● **TASK INPUTS**
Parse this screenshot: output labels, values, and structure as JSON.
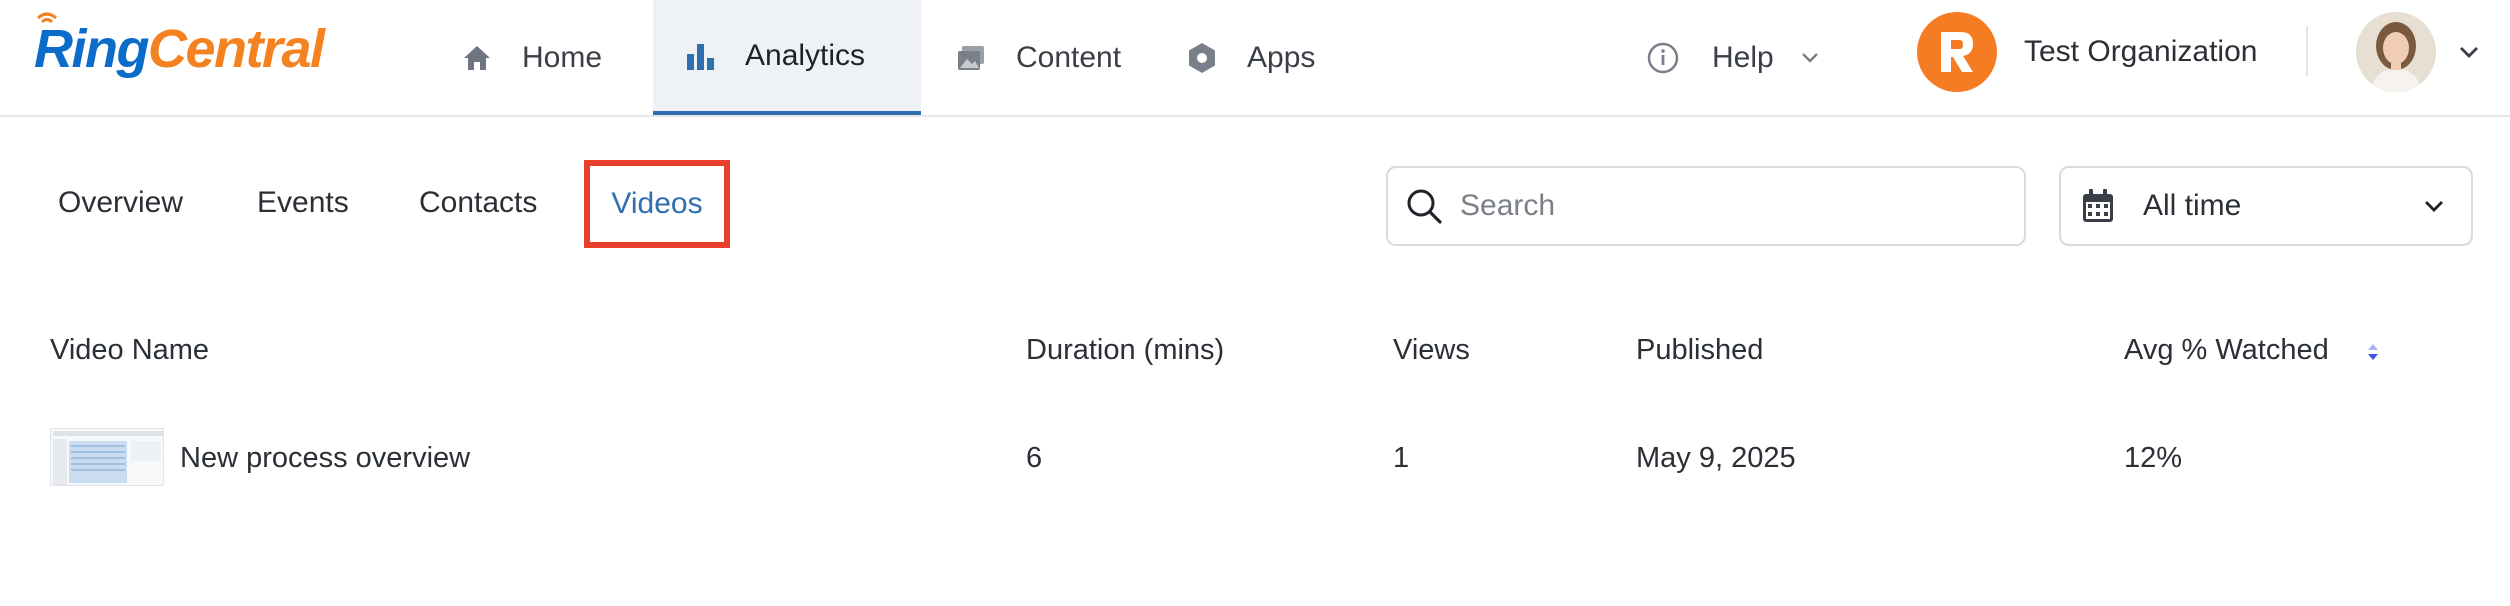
{
  "brand": {
    "part1": "Ring",
    "part2": "Central"
  },
  "nav": {
    "home": "Home",
    "analytics": "Analytics",
    "content": "Content",
    "apps": "Apps",
    "help": "Help"
  },
  "org": {
    "badge_letter": "R",
    "name": "Test Organization"
  },
  "subtabs": {
    "overview": "Overview",
    "events": "Events",
    "contacts": "Contacts",
    "videos": "Videos",
    "active": "videos"
  },
  "search": {
    "placeholder": "Search",
    "value": ""
  },
  "date_filter": {
    "selected": "All time"
  },
  "table": {
    "headers": {
      "name": "Video Name",
      "duration": "Duration (mins)",
      "views": "Views",
      "published": "Published",
      "watched": "Avg % Watched"
    },
    "rows": [
      {
        "name": "New process overview",
        "duration": "6",
        "views": "1",
        "published": "May 9, 2025",
        "watched": "12%"
      }
    ]
  },
  "colors": {
    "accent": "#2f6fb0",
    "brand_blue": "#0b6cc9",
    "brand_orange": "#f58220",
    "highlight_box": "#e8402d",
    "org_badge": "#f57c22"
  },
  "icons": {
    "home": "home-icon",
    "analytics": "bar-chart-icon",
    "content": "image-stack-icon",
    "apps": "hexagon-icon",
    "help": "info-circle-icon",
    "search": "search-icon",
    "calendar": "calendar-icon",
    "chevron": "chevron-down-icon",
    "sort": "sort-icon"
  }
}
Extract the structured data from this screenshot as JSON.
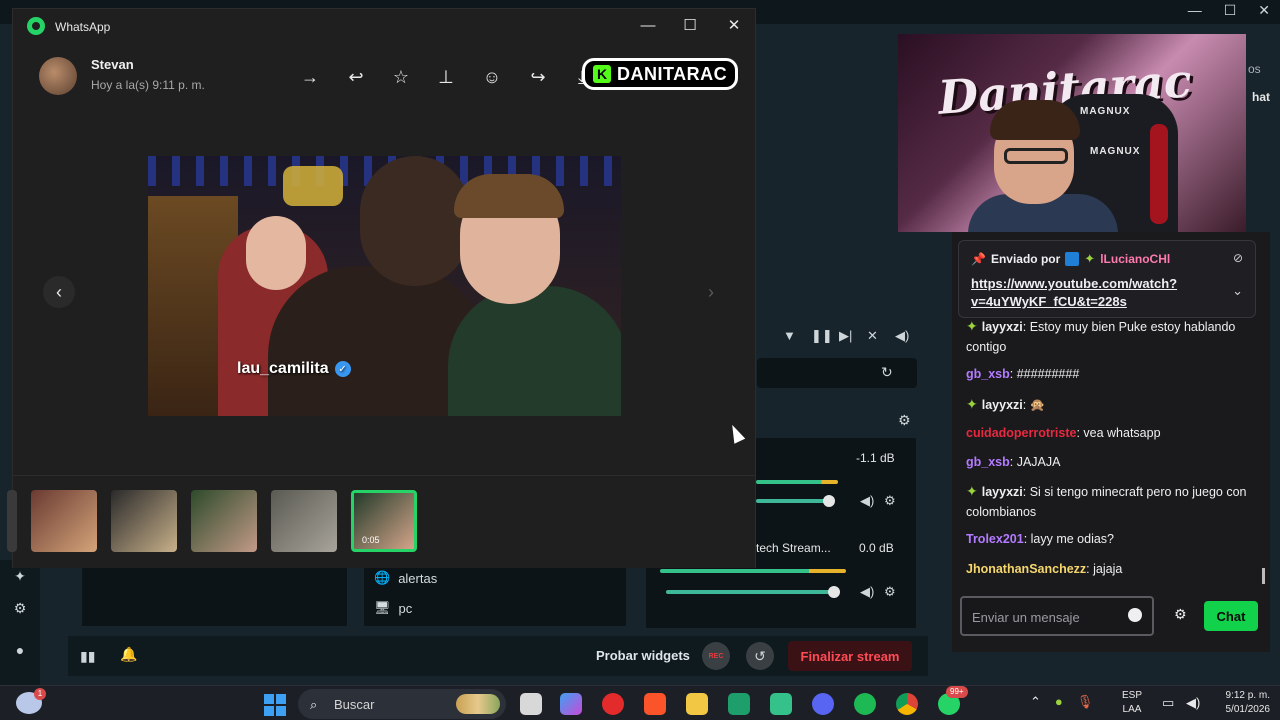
{
  "whatsapp": {
    "title": "WhatsApp",
    "contact_name": "Stevan",
    "contact_time": "Hoy a la(s) 9:11 p. m.",
    "overlay_logo_k": "K",
    "overlay_logo_text": "DANITARAC",
    "image_tag": "lau_camilita",
    "thumb_duration": "0:05",
    "icons": [
      "forward-icon",
      "reply-icon",
      "star-icon",
      "pin-icon",
      "emoji-icon",
      "share-icon",
      "download-icon"
    ]
  },
  "webcam": {
    "graffiti": "Danitarac",
    "chair_brand_top": "MAGNUX",
    "chair_brand_mid": "MAGNUX"
  },
  "right_peek": {
    "line1": "os",
    "line2": "hat"
  },
  "chat": {
    "pinned": {
      "label": "Enviado por",
      "user": "lLucianoCHl",
      "link": "https://www.youtube.com/watch?v=4uYWyKF_fCU&t=228s"
    },
    "messages": [
      {
        "user": "layyxzi",
        "color": "#efeff1",
        "badge": true,
        "text": ": Estoy muy bien Puke estoy hablando contigo"
      },
      {
        "user": "gb_xsb",
        "color": "#b37bff",
        "badge": false,
        "text": ": #########"
      },
      {
        "user": "layyxzi",
        "color": "#efeff1",
        "badge": true,
        "text": ": 🙊"
      },
      {
        "user": "cuidadoperrotriste",
        "color": "#e8293f",
        "badge": false,
        "text": ": vea whatsapp"
      },
      {
        "user": "gb_xsb",
        "color": "#b37bff",
        "badge": false,
        "text": ": JAJAJA"
      },
      {
        "user": "layyxzi",
        "color": "#efeff1",
        "badge": true,
        "text": ": Si si tengo minecraft pero no juego con colombianos"
      },
      {
        "user": "Trolex201",
        "color": "#b37bff",
        "badge": false,
        "text": ": layy me odias?"
      },
      {
        "user": "JhonathanSanchezz",
        "color": "#f5d76e",
        "badge": false,
        "text": ": jajaja"
      }
    ],
    "input_placeholder": "Enviar un mensaje",
    "send_label": "Chat"
  },
  "mixer": {
    "db1": "-1.1 dB",
    "source_label": "tech Stream...",
    "db2": "0.0 dB"
  },
  "sources": [
    "alertas",
    "pc"
  ],
  "bottom": {
    "probar": "Probar widgets",
    "rec": "REC",
    "finalizar": "Finalizar stream"
  },
  "taskbar": {
    "search": "Buscar",
    "notif_badge": "99+",
    "weather_badge": "1",
    "lang1": "ESP",
    "lang2": "LAA",
    "time": "9:12 p. m.",
    "date": "5/01/2026"
  },
  "colors": {
    "whatsapp_green": "#25d366",
    "kick_green": "#53fc18",
    "chat_button": "#12d14a",
    "finalizar_red": "#ff4b55"
  }
}
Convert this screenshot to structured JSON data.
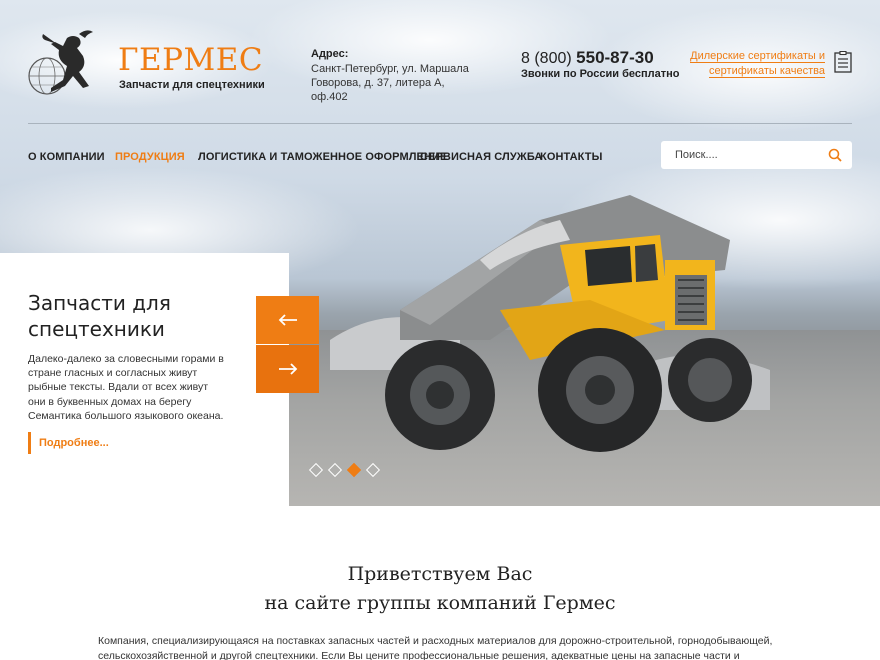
{
  "brand": {
    "name": "ГЕРМЕС",
    "subtitle": "Запчасти для спецтехники"
  },
  "contacts": {
    "address_label": "Адрес:",
    "address": "Санкт-Петербург, ул. Маршала Говорова, д. 37, литера А, оф.402",
    "phone_prefix": "8 (800)",
    "phone_number": "550-87-30",
    "phone_note": "Звонки по России бесплатно"
  },
  "certificates": {
    "line1": "Дилерские сертификаты и",
    "line2": "сертификаты качества",
    "icon": "document-list-icon"
  },
  "nav": {
    "items": [
      {
        "label": "О КОМПАНИИ",
        "active": false
      },
      {
        "label": "ПРОДУКЦИЯ",
        "active": true
      },
      {
        "label": "ЛОГИСТИКА И ТАМОЖЕННОЕ ОФОРМЛЕНИЕ",
        "active": false
      },
      {
        "label": "СЕРВИСНАЯ СЛУЖБА",
        "active": false
      },
      {
        "label": "КОНТАКТЫ",
        "active": false
      }
    ],
    "search_placeholder": "Поиск...."
  },
  "slider": {
    "title": "Запчасти для спецтехники",
    "text": "Далеко-далеко за словесными горами в стране гласных и согласных живут рыбные тексты. Вдали от всех живут они в буквенных домах на берегу Семантика большого языкового океана.",
    "more_label": "Подробнее...",
    "slide_count": 4,
    "active_slide": 3
  },
  "welcome": {
    "title_line1": "Приветствуем Вас",
    "title_line2": "на сайте группы компаний Гермес",
    "text": "Компания, специализирующаяся на поставках запасных частей и расходных материалов для дорожно-строительной, горнодобывающей, сельскохозяйственной и другой спецтехники.  Если Вы цените профессиональные решения, адекватные цены на запасные части и безупречный"
  },
  "colors": {
    "accent": "#ef7d14",
    "text": "#222222"
  }
}
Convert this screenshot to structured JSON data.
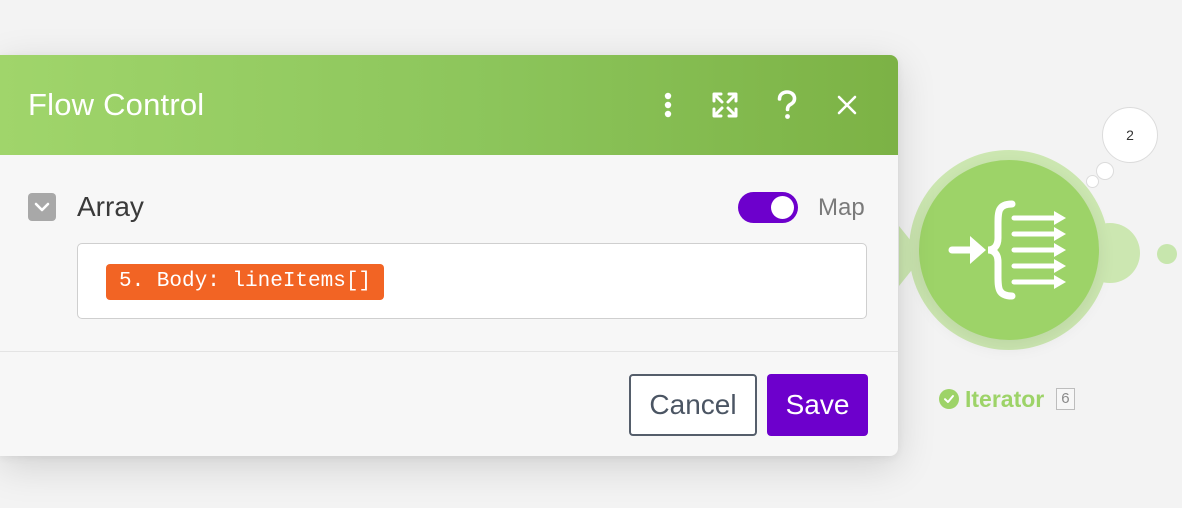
{
  "dialog": {
    "title": "Flow Control",
    "header_icons": [
      "more-vertical-icon",
      "expand-icon",
      "help-icon",
      "close-icon"
    ],
    "header_colors": {
      "start": "#a0d56b",
      "end": "#7cb245"
    }
  },
  "field": {
    "label": "Array",
    "map_toggle": {
      "label": "Map",
      "on": true,
      "color": "#6d00cc"
    },
    "value_pill": "5. Body: lineItems[]",
    "pill_color": "#f26424"
  },
  "buttons": {
    "cancel": "Cancel",
    "save": "Save",
    "save_color": "#6d00cc"
  },
  "module": {
    "name": "Iterator",
    "id": "6",
    "bubble_count": "2",
    "color": "#9dd368",
    "icon": "iterator-icon",
    "status_icon": "check-circle-icon"
  }
}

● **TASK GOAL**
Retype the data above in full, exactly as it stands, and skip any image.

● **YOUR RESPONSE**
Parse this screenshot: output labels, values, and structure as JSON.
{
  "brand": {
    "part1": "Ring",
    "part2": "Central"
  },
  "nav": {
    "home": "Home",
    "analytics": "Analytics",
    "content": "Content",
    "apps": "Apps",
    "help": "Help"
  },
  "org": {
    "badge_letter": "R",
    "name": "Test Organization"
  },
  "subtabs": {
    "overview": "Overview",
    "events": "Events",
    "contacts": "Contacts",
    "videos": "Videos",
    "active": "videos"
  },
  "search": {
    "placeholder": "Search",
    "value": ""
  },
  "date_filter": {
    "selected": "All time"
  },
  "table": {
    "headers": {
      "name": "Video Name",
      "duration": "Duration (mins)",
      "views": "Views",
      "published": "Published",
      "watched": "Avg % Watched"
    },
    "rows": [
      {
        "name": "New process overview",
        "duration": "6",
        "views": "1",
        "published": "May 9, 2025",
        "watched": "12%"
      }
    ]
  },
  "colors": {
    "accent": "#2f6fb0",
    "brand_blue": "#0b6cc9",
    "brand_orange": "#f58220",
    "highlight_box": "#e8402d",
    "org_badge": "#f57c22"
  },
  "icons": {
    "home": "home-icon",
    "analytics": "bar-chart-icon",
    "content": "image-stack-icon",
    "apps": "hexagon-icon",
    "help": "info-circle-icon",
    "search": "search-icon",
    "calendar": "calendar-icon",
    "chevron": "chevron-down-icon",
    "sort": "sort-icon"
  }
}
Extract the structured data from this screenshot as JSON.
{
  "whatsapp": {
    "title": "WhatsApp",
    "contact_name": "Stevan",
    "contact_time": "Hoy a la(s) 9:11 p. m.",
    "overlay_logo_k": "K",
    "overlay_logo_text": "DANITARAC",
    "image_tag": "lau_camilita",
    "thumb_duration": "0:05",
    "icons": [
      "forward-icon",
      "reply-icon",
      "star-icon",
      "pin-icon",
      "emoji-icon",
      "share-icon",
      "download-icon"
    ]
  },
  "webcam": {
    "graffiti": "Danitarac",
    "chair_brand_top": "MAGNUX",
    "chair_brand_mid": "MAGNUX"
  },
  "right_peek": {
    "line1": "os",
    "line2": "hat"
  },
  "chat": {
    "pinned": {
      "label": "Enviado por",
      "user": "lLucianoCHl",
      "link": "https://www.youtube.com/watch?v=4uYWyKF_fCU&t=228s"
    },
    "messages": [
      {
        "user": "layyxzi",
        "color": "#efeff1",
        "badge": true,
        "text": ": Estoy muy bien Puke estoy hablando contigo"
      },
      {
        "user": "gb_xsb",
        "color": "#b37bff",
        "badge": false,
        "text": ": #########"
      },
      {
        "user": "layyxzi",
        "color": "#efeff1",
        "badge": true,
        "text": ": 🙊"
      },
      {
        "user": "cuidadoperrotriste",
        "color": "#e8293f",
        "badge": false,
        "text": ": vea whatsapp"
      },
      {
        "user": "gb_xsb",
        "color": "#b37bff",
        "badge": false,
        "text": ": JAJAJA"
      },
      {
        "user": "layyxzi",
        "color": "#efeff1",
        "badge": true,
        "text": ": Si si tengo minecraft pero no juego con colombianos"
      },
      {
        "user": "Trolex201",
        "color": "#b37bff",
        "badge": false,
        "text": ": layy me odias?"
      },
      {
        "user": "JhonathanSanchezz",
        "color": "#f5d76e",
        "badge": false,
        "text": ": jajaja"
      }
    ],
    "input_placeholder": "Enviar un mensaje",
    "send_label": "Chat"
  },
  "mixer": {
    "db1": "-1.1 dB",
    "source_label": "tech Stream...",
    "db2": "0.0 dB"
  },
  "sources": [
    "alertas",
    "pc"
  ],
  "bottom": {
    "probar": "Probar widgets",
    "rec": "REC",
    "finalizar": "Finalizar stream"
  },
  "taskbar": {
    "search": "Buscar",
    "notif_badge": "99+",
    "weather_badge": "1",
    "lang1": "ESP",
    "lang2": "LAA",
    "time": "9:12 p. m.",
    "date": "5/01/2026"
  },
  "colors": {
    "whatsapp_green": "#25d366",
    "kick_green": "#53fc18",
    "chat_button": "#12d14a",
    "finalizar_red": "#ff4b55"
  }
}
Convert this screenshot to structured JSON data.
{
  "brand": {
    "name": "ГЕРМЕС",
    "subtitle": "Запчасти для спецтехники"
  },
  "contacts": {
    "address_label": "Адрес:",
    "address": "Санкт-Петербург, ул. Маршала Говорова, д. 37, литера А, оф.402",
    "phone_prefix": "8 (800)",
    "phone_number": "550-87-30",
    "phone_note": "Звонки по России бесплатно"
  },
  "certificates": {
    "line1": "Дилерские сертификаты и",
    "line2": "сертификаты качества",
    "icon": "document-list-icon"
  },
  "nav": {
    "items": [
      {
        "label": "О КОМПАНИИ",
        "active": false
      },
      {
        "label": "ПРОДУКЦИЯ",
        "active": true
      },
      {
        "label": "ЛОГИСТИКА И ТАМОЖЕННОЕ ОФОРМЛЕНИЕ",
        "active": false
      },
      {
        "label": "СЕРВИСНАЯ СЛУЖБА",
        "active": false
      },
      {
        "label": "КОНТАКТЫ",
        "active": false
      }
    ],
    "search_placeholder": "Поиск...."
  },
  "slider": {
    "title": "Запчасти для спецтехники",
    "text": "Далеко-далеко за словесными горами в стране гласных и согласных живут рыбные тексты. Вдали от всех живут они в буквенных домах на берегу Семантика большого языкового океана.",
    "more_label": "Подробнее...",
    "slide_count": 4,
    "active_slide": 3
  },
  "welcome": {
    "title_line1": "Приветствуем Вас",
    "title_line2": "на сайте группы компаний Гермес",
    "text": "Компания, специализирующаяся на поставках запасных частей и расходных материалов для дорожно-строительной, горнодобывающей, сельскохозяйственной и другой спецтехники.  Если Вы цените профессиональные решения, адекватные цены на запасные части и безупречный"
  },
  "colors": {
    "accent": "#ef7d14",
    "text": "#222222"
  }
}
Convert this screenshot to structured JSON data.
{
  "dialog": {
    "title": "Flow Control",
    "header_icons": [
      "more-vertical-icon",
      "expand-icon",
      "help-icon",
      "close-icon"
    ],
    "header_colors": {
      "start": "#a0d56b",
      "end": "#7cb245"
    }
  },
  "field": {
    "label": "Array",
    "map_toggle": {
      "label": "Map",
      "on": true,
      "color": "#6d00cc"
    },
    "value_pill": "5. Body: lineItems[]",
    "pill_color": "#f26424"
  },
  "buttons": {
    "cancel": "Cancel",
    "save": "Save",
    "save_color": "#6d00cc"
  },
  "module": {
    "name": "Iterator",
    "id": "6",
    "bubble_count": "2",
    "color": "#9dd368",
    "icon": "iterator-icon",
    "status_icon": "check-circle-icon"
  }
}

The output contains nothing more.